Child Protection Systems in Crisis
The number of potential child abuse cases reported to the Child Youth and Family Service, hit a record of 2,489 last month, prompting Act Social Welfare spokesman Dr Muriel Newman to call for an urgent reorganisation of the department.
Dr Newman said today she was told in response to a Parliamentary question that the number of care and protection notifications, needing further investigation, increased 22 per cent from 2,046, in August last year.
“This is an all-time high, and comes at a time when the Minister of Social Welfare, Steve Maharey, has admitted that the Child Youth and Family Service is under pressure with high staff turnover rates,” she said.
Dr Newman said that while case notifications had jumped significantly, the Minister, had only secured enough funding in the budget for another 22 social workers.
“This will be clearly inadequate as the service is already under severe pressure.
“The new surge in notifications will hugely increase workloads and this is certain to get worse,” Dr Newman said.
“Mr Maharey is under real pressure, and he is simply not delivering”.
Dr Newman said fresh parliamentary questions showed that Mr Maharey had no central strategy to get extra resources, and was hiding his inaction with “nothing-statements” such as “reprioritising” and “holding discussions to clarify the issues”.
“The Minister said he wanted to attract retired social workers back to the job but he has done nothing to launch a recruiting campaign or offered any real incentives to get them back.
“The truth is the Government has no more money because of a shrinking economy, and child-abuse services are at crisis point,” she said.
Case numbers will get worse when the protocols requiring notification to CYFS are signed by the ACC, schools, and doctors.
“The Minister is now overseeing the worst statistics and the worse staff-case ratio we have ever had.”
Dr Newman said the Government’s problem was compounded by the exodus of skilled people overseas. “New Zealand has lost a net 217 social workers since the election.”
“Even the PSA, normally slow to criticise the Government, is admitting the dams are bursting.
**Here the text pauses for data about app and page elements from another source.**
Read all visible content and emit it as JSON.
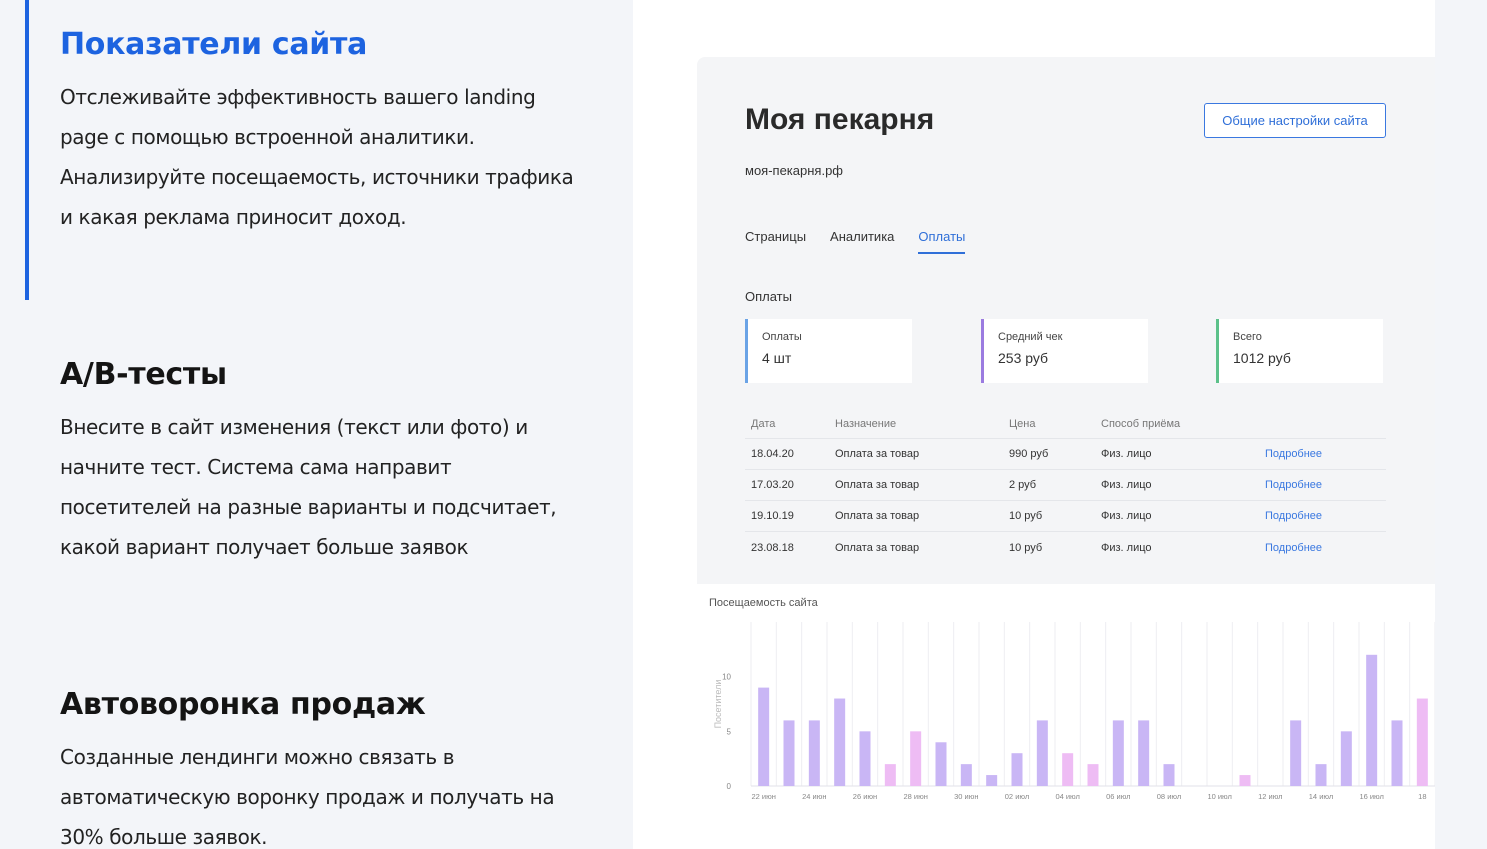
{
  "features": [
    {
      "title": "Показатели сайта",
      "text": "Отслеживайте эффективность вашего landing page с помощью встроенной аналитики. Анализируйте посещаемость, источники трафика и какая реклама приносит доход."
    },
    {
      "title": "A/B-тесты",
      "text": "Внесите в сайт изменения (текст или фото) и начните тест. Система сама направит посетителей на разные варианты и подсчитает, какой вариант получает больше заявок"
    },
    {
      "title": "Автоворонка продаж",
      "text": "Созданные лендинги можно связать в автоматическую воронку продаж и получать на 30% больше заявок."
    }
  ],
  "dashboard": {
    "site_title": "Моя пекарня",
    "site_url": "моя-пекарня.рф",
    "settings_button": "Общие настройки сайта",
    "tabs": [
      {
        "label": "Страницы",
        "active": false
      },
      {
        "label": "Аналитика",
        "active": false
      },
      {
        "label": "Оплаты",
        "active": true
      }
    ],
    "section_label": "Оплаты",
    "cards": [
      {
        "key": "Оплаты",
        "value": "4 шт"
      },
      {
        "key": "Средний чек",
        "value": "253 руб"
      },
      {
        "key": "Всего",
        "value": "1012 руб"
      }
    ],
    "table": {
      "headers": [
        "Дата",
        "Назначение",
        "Цена",
        "Способ приёма",
        ""
      ],
      "rows": [
        [
          "18.04.20",
          "Оплата за товар",
          "990 руб",
          "Физ. лицо",
          "Подробнее"
        ],
        [
          "17.03.20",
          "Оплата за товар",
          "2 руб",
          "Физ. лицо",
          "Подробнее"
        ],
        [
          "19.10.19",
          "Оплата за товар",
          "10 руб",
          "Физ. лицо",
          "Подробнее"
        ],
        [
          "23.08.18",
          "Оплата за товар",
          "10 руб",
          "Физ. лицо",
          "Подробнее"
        ]
      ]
    }
  },
  "colors": {
    "accent": "#1d63e0",
    "bar_purple": "#c9b6f5",
    "bar_pink": "#eebcf4"
  },
  "chart_data": {
    "type": "bar",
    "title": "Посещаемость сайта",
    "ylabel": "Посетители",
    "ylim": [
      0,
      15
    ],
    "yticks": [
      0,
      5,
      10
    ],
    "xticks": [
      "22 июн",
      "24 июн",
      "26 июн",
      "28 июн",
      "30 июн",
      "02 июл",
      "04 июл",
      "06 июл",
      "08 июл",
      "10 июл",
      "12 июл",
      "14 июл",
      "16 июл",
      "18"
    ],
    "values": [
      9,
      6,
      6,
      8,
      5,
      2,
      5,
      4,
      2,
      1,
      3,
      6,
      3,
      2,
      6,
      6,
      2,
      0,
      0,
      1,
      0,
      6,
      2,
      5,
      12,
      6,
      8
    ],
    "highlight": [
      false,
      false,
      false,
      false,
      false,
      true,
      true,
      false,
      false,
      false,
      false,
      false,
      true,
      true,
      false,
      false,
      false,
      false,
      false,
      true,
      false,
      false,
      false,
      false,
      false,
      false,
      true
    ]
  }
}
They say social workers are struggling and burning out.”
Dr Newman said the service was in urgent need of a change in direction and was advocating the establishment of a “one stop shop” system.
“We need to re-build a comprehensive one stop shop, regionally-focused organisation, that will see social workers, police, health professionals and the like, working together with the clear goal of protecting our children and reducing child abuse” Dr Newman said.
For more information visit ACT online at http://www.act.org.nz or contact the ACT Parliamentary Office at email@example.com.